News of Verizon’s deal to buy AOL sparked a memory for industry analyst Roger Entner of Recon Analytics.
“This reminds me of Gary Forsee,” Entner said of the one-time chief executive officer of Sprint.
Forsee, who led Sprint from 2003 to 2007, had told Entner about his vision to make Sprint a media company that would marry its wireless network with content. That’s just what Verizon is doing by turning to AOL’s streaming video service and advertising technology.
The marriage didn’t develop at Sprint, Entner said, and the company continues to work on “the basics” of providing a strong and reliable network experience.
Premium content for only $0.99
For the most comprehensive local coverage, subscribe today.
Sprint declined to comment on the Verizon transaction.
Verzion sees video eating up more and more of the traffic on its network and wants part of that business. It has plans to launch a mobile video service later this year.
Analysts say buying AOL gives Verizon content to provide and gives Verizon the technology to sell ads on that wireless content — more ways to earn money while running a wireless network.
“This strategy speaks to a possible sea change in wireless monetization,” analyst Craig Moffett wrote to clients of MoffettNathanson Research. “Verizon is pointing to a future where advertisers, rather than (wireless) users, carry a heavier burden.”

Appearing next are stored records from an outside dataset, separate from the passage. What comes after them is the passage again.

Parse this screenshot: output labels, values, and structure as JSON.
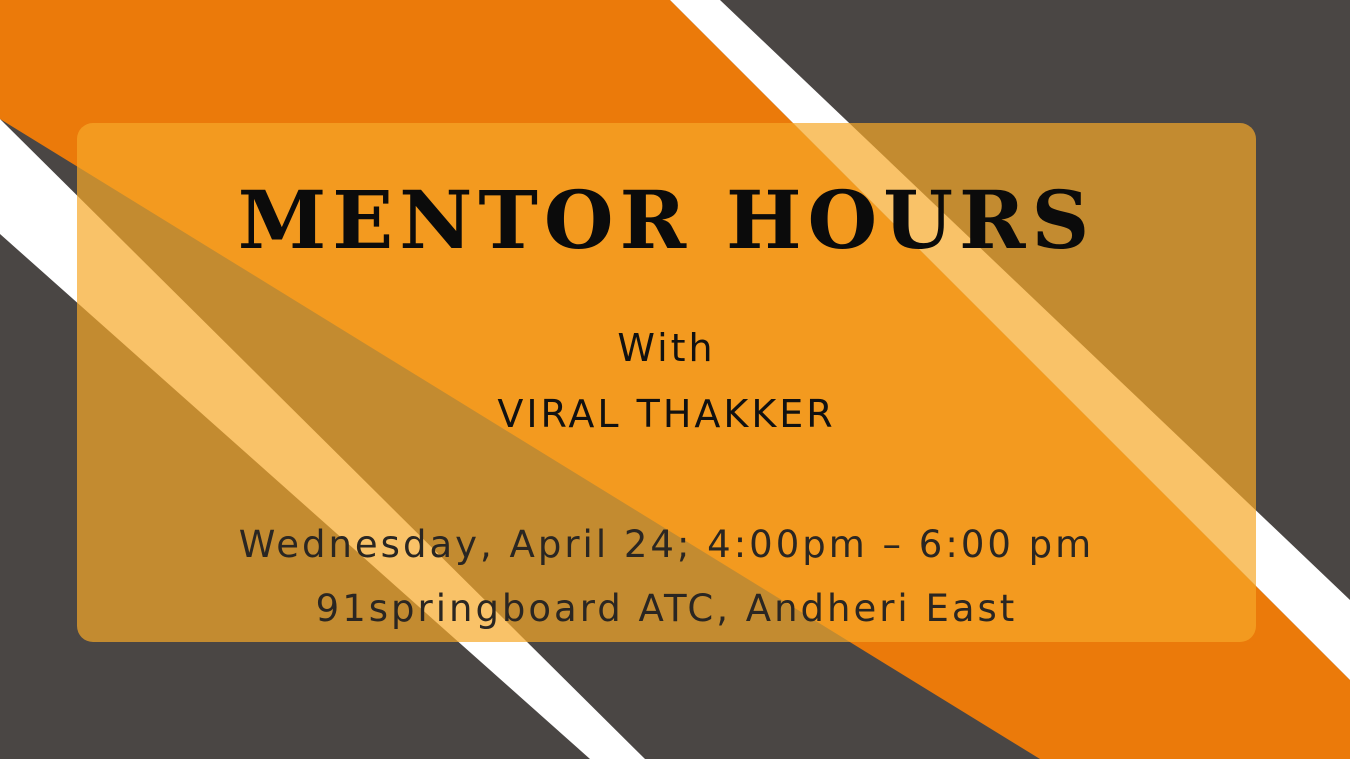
{
  "colors": {
    "dark_background": "#4a4644",
    "orange_stripe": "#eb7a0a",
    "white_stripe": "#ffffff",
    "card_overlay": "#f6a828"
  },
  "poster": {
    "title": "MENTOR HOURS",
    "with_label": "With",
    "mentor_name": "VIRAL THAKKER",
    "date_time": "Wednesday, April 24; 4:00pm – 6:00 pm",
    "venue": "91springboard ATC, Andheri East"
  }
}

Verizon already has other revenue sources that Sprint lacks, and tacking on a stream of advertising revenue would widen the differences between them as competitors.

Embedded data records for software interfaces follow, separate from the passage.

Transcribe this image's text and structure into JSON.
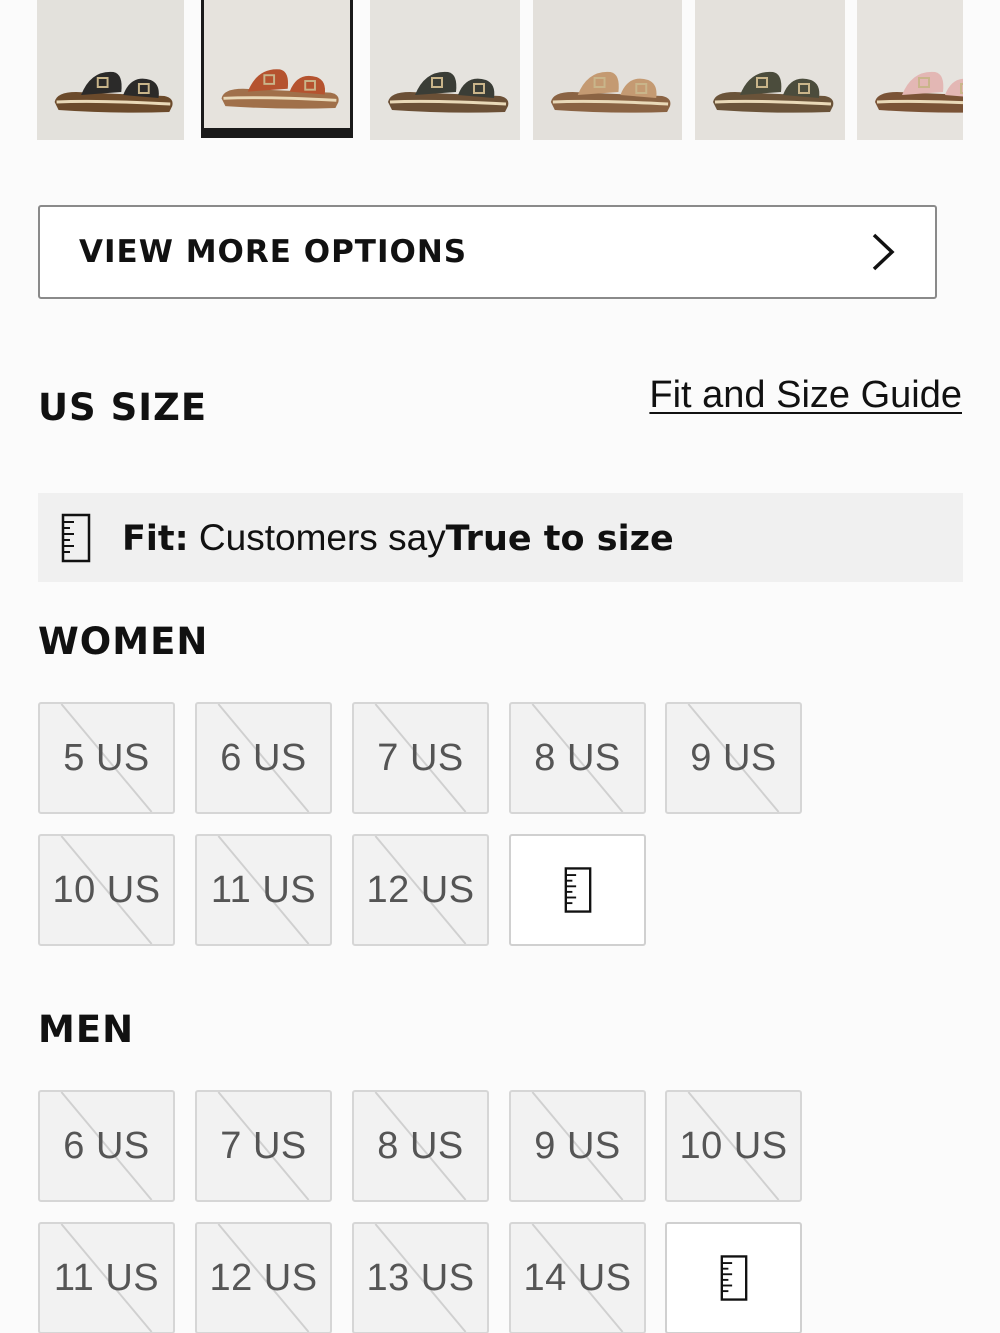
{
  "colors": {
    "text": "#111111",
    "banner_bg": "#f0f0f0",
    "unavailable_bg": "#f2f2f2"
  },
  "thumbnails": [
    {
      "name": "black",
      "color": "#2b2a29",
      "sole": "#6b4a2b",
      "bg": "#e3e1dc",
      "selected": false
    },
    {
      "name": "tan-red",
      "color": "#b5532f",
      "sole": "#a0704a",
      "bg": "#e6e3dd",
      "selected": true
    },
    {
      "name": "dark-olive",
      "color": "#3a3d36",
      "sole": "#6b5036",
      "bg": "#e5e3de",
      "selected": false
    },
    {
      "name": "sand",
      "color": "#c49a72",
      "sole": "#8a6343",
      "bg": "#e3e0db",
      "selected": false
    },
    {
      "name": "olive",
      "color": "#4b4c3c",
      "sole": "#6a5339",
      "bg": "#e4e1dc",
      "selected": false
    },
    {
      "name": "pink",
      "color": "#e3b7b4",
      "sole": "#7a5336",
      "bg": "#e6e3de",
      "selected": false
    }
  ],
  "view_more": {
    "label": "VIEW MORE OPTIONS",
    "icon": "chevron-right-icon"
  },
  "size": {
    "title": "US SIZE",
    "guide_link": "Fit and Size Guide",
    "fit_label": "Fit:",
    "fit_text": "Customers say",
    "fit_value": "True to size",
    "fit_icon": "ruler-icon"
  },
  "women": {
    "title": "WOMEN",
    "sizes": [
      "5 US",
      "6 US",
      "7 US",
      "8 US",
      "9 US",
      "10 US",
      "11 US",
      "12 US"
    ],
    "guide_icon": "ruler-icon"
  },
  "men": {
    "title": "MEN",
    "sizes": [
      "6 US",
      "7 US",
      "8 US",
      "9 US",
      "10 US",
      "11 US",
      "12 US",
      "13 US",
      "14 US"
    ],
    "guide_icon": "ruler-icon"
  }
}
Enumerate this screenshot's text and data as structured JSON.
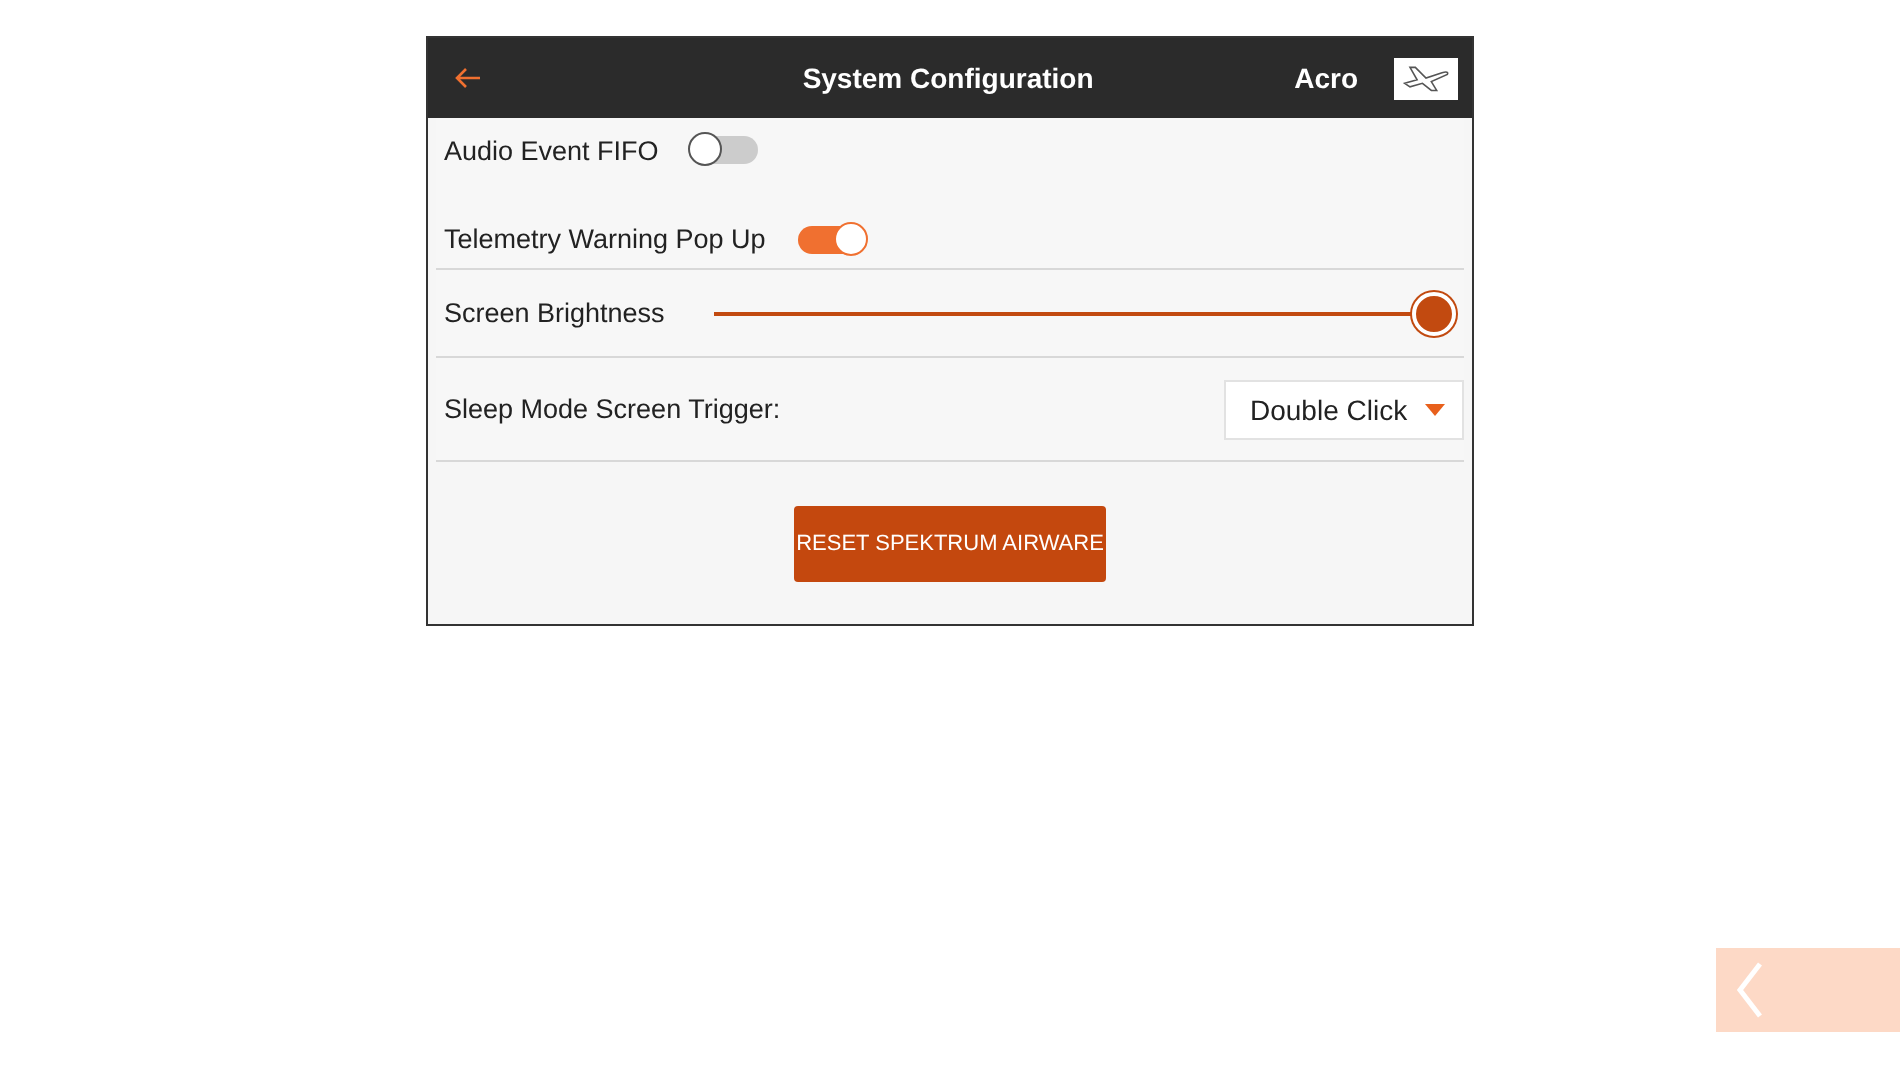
{
  "header": {
    "title": "System Configuration",
    "model_name": "Acro"
  },
  "settings": [
    {
      "kind": "toggle",
      "label": "Audio Event FIFO",
      "on": false,
      "divider": false
    },
    {
      "kind": "toggle",
      "label": "Telemetry Warning Pop Up",
      "on": true,
      "divider": true
    },
    {
      "kind": "slider",
      "label": "Screen Brightness",
      "level": 1.0,
      "divider": true
    },
    {
      "kind": "dropdown",
      "label": "Sleep Mode Screen Trigger:",
      "value": "Double Click",
      "divider": true
    }
  ],
  "reset_button": "RESET SPEKTRUM AIRWARE"
}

“If it works, then yes, it adds to the distance,” Entner said.